§ AIM OF THE TASK
An exact reproduction of every record is required.

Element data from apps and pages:
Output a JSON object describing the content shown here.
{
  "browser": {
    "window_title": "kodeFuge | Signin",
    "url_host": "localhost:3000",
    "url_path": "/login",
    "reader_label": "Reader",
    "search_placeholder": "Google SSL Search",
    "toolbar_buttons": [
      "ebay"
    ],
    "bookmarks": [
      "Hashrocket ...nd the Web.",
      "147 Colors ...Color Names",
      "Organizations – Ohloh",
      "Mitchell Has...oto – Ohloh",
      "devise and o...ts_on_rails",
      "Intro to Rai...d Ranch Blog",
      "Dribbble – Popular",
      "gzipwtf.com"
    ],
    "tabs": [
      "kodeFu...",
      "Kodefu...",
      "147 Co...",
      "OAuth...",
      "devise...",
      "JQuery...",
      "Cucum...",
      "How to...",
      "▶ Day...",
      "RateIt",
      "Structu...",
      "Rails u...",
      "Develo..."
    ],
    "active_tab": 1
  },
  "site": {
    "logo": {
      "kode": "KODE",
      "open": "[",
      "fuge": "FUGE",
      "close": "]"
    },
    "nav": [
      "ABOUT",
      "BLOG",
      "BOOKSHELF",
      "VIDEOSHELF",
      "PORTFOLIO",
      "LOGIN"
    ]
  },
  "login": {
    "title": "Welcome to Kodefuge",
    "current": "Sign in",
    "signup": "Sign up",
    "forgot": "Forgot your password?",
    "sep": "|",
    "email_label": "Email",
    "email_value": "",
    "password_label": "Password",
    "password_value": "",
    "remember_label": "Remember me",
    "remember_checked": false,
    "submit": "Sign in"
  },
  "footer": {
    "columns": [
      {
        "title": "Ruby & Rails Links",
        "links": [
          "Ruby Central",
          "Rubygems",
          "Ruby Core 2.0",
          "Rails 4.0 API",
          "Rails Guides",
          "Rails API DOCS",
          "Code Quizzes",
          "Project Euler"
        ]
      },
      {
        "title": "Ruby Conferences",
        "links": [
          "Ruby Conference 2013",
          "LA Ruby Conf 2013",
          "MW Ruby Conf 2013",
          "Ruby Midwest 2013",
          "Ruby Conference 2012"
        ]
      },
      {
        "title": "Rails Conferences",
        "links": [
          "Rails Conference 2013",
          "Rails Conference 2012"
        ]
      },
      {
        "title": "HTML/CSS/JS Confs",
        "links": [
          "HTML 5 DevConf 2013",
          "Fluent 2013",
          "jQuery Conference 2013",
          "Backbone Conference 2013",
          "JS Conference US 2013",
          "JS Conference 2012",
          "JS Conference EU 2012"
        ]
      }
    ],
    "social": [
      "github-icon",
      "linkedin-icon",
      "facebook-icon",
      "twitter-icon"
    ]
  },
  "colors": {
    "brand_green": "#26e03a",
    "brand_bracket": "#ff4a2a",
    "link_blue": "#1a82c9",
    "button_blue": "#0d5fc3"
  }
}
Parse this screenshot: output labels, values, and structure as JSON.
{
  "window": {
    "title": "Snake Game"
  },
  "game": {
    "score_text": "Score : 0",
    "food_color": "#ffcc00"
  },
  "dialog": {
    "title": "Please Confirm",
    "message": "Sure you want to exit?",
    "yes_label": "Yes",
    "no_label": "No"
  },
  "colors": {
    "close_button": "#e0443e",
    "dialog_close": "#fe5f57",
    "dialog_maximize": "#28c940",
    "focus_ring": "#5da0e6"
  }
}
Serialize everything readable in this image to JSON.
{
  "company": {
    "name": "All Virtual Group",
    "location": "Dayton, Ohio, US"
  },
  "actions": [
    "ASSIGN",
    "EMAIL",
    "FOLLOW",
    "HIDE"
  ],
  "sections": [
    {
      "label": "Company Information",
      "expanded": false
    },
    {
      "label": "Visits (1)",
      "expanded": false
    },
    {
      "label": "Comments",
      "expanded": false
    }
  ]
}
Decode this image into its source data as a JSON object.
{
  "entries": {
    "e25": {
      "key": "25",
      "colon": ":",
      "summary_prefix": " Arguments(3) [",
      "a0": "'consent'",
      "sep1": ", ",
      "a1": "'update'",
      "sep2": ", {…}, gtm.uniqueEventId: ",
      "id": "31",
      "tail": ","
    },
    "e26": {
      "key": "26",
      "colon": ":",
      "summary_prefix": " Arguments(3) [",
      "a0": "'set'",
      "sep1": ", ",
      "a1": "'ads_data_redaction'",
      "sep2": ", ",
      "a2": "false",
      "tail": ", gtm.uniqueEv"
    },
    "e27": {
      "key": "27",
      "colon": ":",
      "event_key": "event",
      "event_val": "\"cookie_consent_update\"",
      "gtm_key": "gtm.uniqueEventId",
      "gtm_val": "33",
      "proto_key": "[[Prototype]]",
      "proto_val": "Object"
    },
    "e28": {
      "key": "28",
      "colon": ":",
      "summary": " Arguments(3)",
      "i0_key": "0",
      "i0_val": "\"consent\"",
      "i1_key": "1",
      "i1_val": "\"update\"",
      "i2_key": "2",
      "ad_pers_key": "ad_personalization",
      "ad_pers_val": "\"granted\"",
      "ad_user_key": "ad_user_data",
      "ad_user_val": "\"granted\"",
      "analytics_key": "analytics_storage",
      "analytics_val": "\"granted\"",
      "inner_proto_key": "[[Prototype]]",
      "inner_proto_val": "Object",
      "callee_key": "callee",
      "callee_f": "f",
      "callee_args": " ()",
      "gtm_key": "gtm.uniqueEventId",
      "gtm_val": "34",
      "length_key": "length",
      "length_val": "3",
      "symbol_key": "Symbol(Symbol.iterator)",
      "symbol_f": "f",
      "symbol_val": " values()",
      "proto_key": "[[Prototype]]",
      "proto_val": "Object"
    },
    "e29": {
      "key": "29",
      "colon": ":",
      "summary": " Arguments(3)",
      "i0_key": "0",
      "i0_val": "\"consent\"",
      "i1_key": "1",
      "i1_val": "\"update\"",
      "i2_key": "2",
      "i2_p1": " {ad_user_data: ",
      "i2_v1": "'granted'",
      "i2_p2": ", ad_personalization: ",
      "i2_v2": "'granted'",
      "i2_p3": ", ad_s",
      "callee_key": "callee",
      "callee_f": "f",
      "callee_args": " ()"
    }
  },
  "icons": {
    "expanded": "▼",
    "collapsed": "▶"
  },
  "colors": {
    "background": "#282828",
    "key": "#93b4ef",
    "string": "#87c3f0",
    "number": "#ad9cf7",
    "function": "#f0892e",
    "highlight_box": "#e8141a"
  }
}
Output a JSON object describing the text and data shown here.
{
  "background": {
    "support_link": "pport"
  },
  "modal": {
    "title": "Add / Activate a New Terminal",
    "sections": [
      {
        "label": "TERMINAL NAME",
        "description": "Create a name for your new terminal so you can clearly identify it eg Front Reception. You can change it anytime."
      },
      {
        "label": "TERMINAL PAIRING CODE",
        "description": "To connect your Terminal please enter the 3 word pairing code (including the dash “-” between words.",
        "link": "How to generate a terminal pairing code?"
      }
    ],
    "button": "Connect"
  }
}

§ SOLUTION
Output a JSON object describing the content shown here.
{
  "browser": {
    "window_title": "kodeFuge | Signin",
    "url_host": "localhost:3000",
    "url_path": "/login",
    "reader_label": "Reader",
    "search_placeholder": "Google SSL Search",
    "toolbar_buttons": [
      "ebay"
    ],
    "bookmarks": [
      "Hashrocket ...nd the Web.",
      "147 Colors ...Color Names",
      "Organizations – Ohloh",
      "Mitchell Has...oto – Ohloh",
      "devise and o...ts_on_rails",
      "Intro to Rai...d Ranch Blog",
      "Dribbble – Popular",
      "gzipwtf.com"
    ],
    "tabs": [
      "kodeFu...",
      "Kodefu...",
      "147 Co...",
      "OAuth...",
      "devise...",
      "JQuery...",
      "Cucum...",
      "How to...",
      "▶ Day...",
      "RateIt",
      "Structu...",
      "Rails u...",
      "Develo..."
    ],
    "active_tab": 1
  },
  "site": {
    "logo": {
      "kode": "KODE",
      "open": "[",
      "fuge": "FUGE",
      "close": "]"
    },
    "nav": [
      "ABOUT",
      "BLOG",
      "BOOKSHELF",
      "VIDEOSHELF",
      "PORTFOLIO",
      "LOGIN"
    ]
  },
  "login": {
    "title": "Welcome to Kodefuge",
    "current": "Sign in",
    "signup": "Sign up",
    "forgot": "Forgot your password?",
    "sep": "|",
    "email_label": "Email",
    "email_value": "",
    "password_label": "Password",
    "password_value": "",
    "remember_label": "Remember me",
    "remember_checked": false,
    "submit": "Sign in"
  },
  "footer": {
    "columns": [
      {
        "title": "Ruby & Rails Links",
        "links": [
          "Ruby Central",
          "Rubygems",
          "Ruby Core 2.0",
          "Rails 4.0 API",
          "Rails Guides",
          "Rails API DOCS",
          "Code Quizzes",
          "Project Euler"
        ]
      },
      {
        "title": "Ruby Conferences",
        "links": [
          "Ruby Conference 2013",
          "LA Ruby Conf 2013",
          "MW Ruby Conf 2013",
          "Ruby Midwest 2013",
          "Ruby Conference 2012"
        ]
      },
      {
        "title": "Rails Conferences",
        "links": [
          "Rails Conference 2013",
          "Rails Conference 2012"
        ]
      },
      {
        "title": "HTML/CSS/JS Confs",
        "links": [
          "HTML 5 DevConf 2013",
          "Fluent 2013",
          "jQuery Conference 2013",
          "Backbone Conference 2013",
          "JS Conference US 2013",
          "JS Conference 2012",
          "JS Conference EU 2012"
        ]
      }
    ],
    "social": [
      "github-icon",
      "linkedin-icon",
      "facebook-icon",
      "twitter-icon"
    ]
  },
  "colors": {
    "brand_green": "#26e03a",
    "brand_bracket": "#ff4a2a",
    "link_blue": "#1a82c9",
    "button_blue": "#0d5fc3"
  }
}
Parse this screenshot: output labels, values, and structure as JSON.
{
  "window": {
    "title": "Snake Game"
  },
  "game": {
    "score_text": "Score : 0",
    "food_color": "#ffcc00"
  },
  "dialog": {
    "title": "Please Confirm",
    "message": "Sure you want to exit?",
    "yes_label": "Yes",
    "no_label": "No"
  },
  "colors": {
    "close_button": "#e0443e",
    "dialog_close": "#fe5f57",
    "dialog_maximize": "#28c940",
    "focus_ring": "#5da0e6"
  }
}
Serialize everything readable in this image to JSON.
{
  "company": {
    "name": "All Virtual Group",
    "location": "Dayton, Ohio, US"
  },
  "actions": [
    "ASSIGN",
    "EMAIL",
    "FOLLOW",
    "HIDE"
  ],
  "sections": [
    {
      "label": "Company Information",
      "expanded": false
    },
    {
      "label": "Visits (1)",
      "expanded": false
    },
    {
      "label": "Comments",
      "expanded": false
    }
  ]
}
Decode this image into its source data as a JSON object.
{
  "entries": {
    "e25": {
      "key": "25",
      "colon": ":",
      "summary_prefix": " Arguments(3) [",
      "a0": "'consent'",
      "sep1": ", ",
      "a1": "'update'",
      "sep2": ", {…}, gtm.uniqueEventId: ",
      "id": "31",
      "tail": ","
    },
    "e26": {
      "key": "26",
      "colon": ":",
      "summary_prefix": " Arguments(3) [",
      "a0": "'set'",
      "sep1": ", ",
      "a1": "'ads_data_redaction'",
      "sep2": ", ",
      "a2": "false",
      "tail": ", gtm.uniqueEv"
    },
    "e27": {
      "key": "27",
      "colon": ":",
      "event_key": "event",
      "event_val": "\"cookie_consent_update\"",
      "gtm_key": "gtm.uniqueEventId",
      "gtm_val": "33",
      "proto_key": "[[Prototype]]",
      "proto_val": "Object"
    },
    "e28": {
      "key": "28",
      "colon": ":",
      "summary": " Arguments(3)",
      "i0_key": "0",
      "i0_val": "\"consent\"",
      "i1_key": "1",
      "i1_val": "\"update\"",
      "i2_key": "2",
      "ad_pers_key": "ad_personalization",
      "ad_pers_val": "\"granted\"",
      "ad_user_key": "ad_user_data",
      "ad_user_val": "\"granted\"",
      "analytics_key": "analytics_storage",
      "analytics_val": "\"granted\"",
      "inner_proto_key": "[[Prototype]]",
      "inner_proto_val": "Object",
      "callee_key": "callee",
      "callee_f": "f",
      "callee_args": " ()",
      "gtm_key": "gtm.uniqueEventId",
      "gtm_val": "34",
      "length_key": "length",
      "length_val": "3",
      "symbol_key": "Symbol(Symbol.iterator)",
      "symbol_f": "f",
      "symbol_val": " values()",
      "proto_key": "[[Prototype]]",
      "proto_val": "Object"
    },
    "e29": {
      "key": "29",
      "colon": ":",
      "summary": " Arguments(3)",
      "i0_key": "0",
      "i0_val": "\"consent\"",
      "i1_key": "1",
      "i1_val": "\"update\"",
      "i2_key": "2",
      "i2_p1": " {ad_user_data: ",
      "i2_v1": "'granted'",
      "i2_p2": ", ad_personalization: ",
      "i2_v2": "'granted'",
      "i2_p3": ", ad_s",
      "callee_key": "callee",
      "callee_f": "f",
      "callee_args": " ()"
    }
  },
  "icons": {
    "expanded": "▼",
    "collapsed": "▶"
  },
  "colors": {
    "background": "#282828",
    "key": "#93b4ef",
    "string": "#87c3f0",
    "number": "#ad9cf7",
    "function": "#f0892e",
    "highlight_box": "#e8141a"
  }
}
Output a JSON object describing the text and data shown here.
{
  "background": {
    "support_link": "pport"
  },
  "modal": {
    "title": "Add / Activate a New Terminal",
    "sections": [
      {
        "label": "TERMINAL NAME",
        "description": "Create a name for your new terminal so you can clearly identify it eg Front Reception. You can change it anytime."
      },
      {
        "label": "TERMINAL PAIRING CODE",
        "description": "To connect your Terminal please enter the 3 word pairing code (including the dash “-” between words.",
        "link": "How to generate a terminal pairing code?"
      }
    ],
    "button": "Connect"
  }
}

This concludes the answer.